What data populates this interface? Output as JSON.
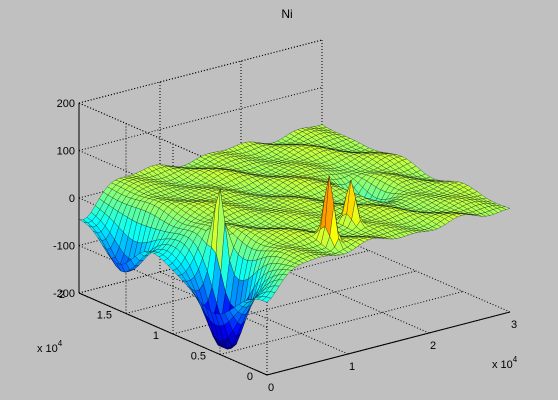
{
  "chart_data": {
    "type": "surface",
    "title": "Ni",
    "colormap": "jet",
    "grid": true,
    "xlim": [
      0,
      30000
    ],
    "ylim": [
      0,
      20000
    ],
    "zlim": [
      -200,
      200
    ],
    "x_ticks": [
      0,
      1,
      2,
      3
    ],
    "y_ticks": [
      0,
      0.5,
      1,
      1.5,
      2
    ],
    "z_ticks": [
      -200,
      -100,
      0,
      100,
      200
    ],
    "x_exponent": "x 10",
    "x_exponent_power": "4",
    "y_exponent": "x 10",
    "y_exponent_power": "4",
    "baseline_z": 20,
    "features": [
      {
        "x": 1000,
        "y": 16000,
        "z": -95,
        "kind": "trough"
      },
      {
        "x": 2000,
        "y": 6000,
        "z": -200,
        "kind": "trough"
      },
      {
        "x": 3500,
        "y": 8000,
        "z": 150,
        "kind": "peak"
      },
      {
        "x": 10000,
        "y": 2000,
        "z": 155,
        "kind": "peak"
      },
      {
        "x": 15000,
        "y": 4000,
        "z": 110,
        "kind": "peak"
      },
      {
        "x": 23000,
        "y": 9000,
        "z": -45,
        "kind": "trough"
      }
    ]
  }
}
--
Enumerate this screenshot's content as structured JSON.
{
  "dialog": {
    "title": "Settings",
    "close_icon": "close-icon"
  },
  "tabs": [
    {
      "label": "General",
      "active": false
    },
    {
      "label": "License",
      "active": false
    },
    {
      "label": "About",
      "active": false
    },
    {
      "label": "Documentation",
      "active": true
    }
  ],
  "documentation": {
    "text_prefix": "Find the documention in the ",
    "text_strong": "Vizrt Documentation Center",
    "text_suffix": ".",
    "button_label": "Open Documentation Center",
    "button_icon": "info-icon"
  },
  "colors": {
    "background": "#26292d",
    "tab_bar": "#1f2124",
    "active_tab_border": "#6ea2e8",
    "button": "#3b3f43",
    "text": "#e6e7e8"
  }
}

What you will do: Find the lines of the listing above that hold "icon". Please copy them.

Response to the exercise:
    "close_icon": "close-icon"
    "button_icon": "info-icon"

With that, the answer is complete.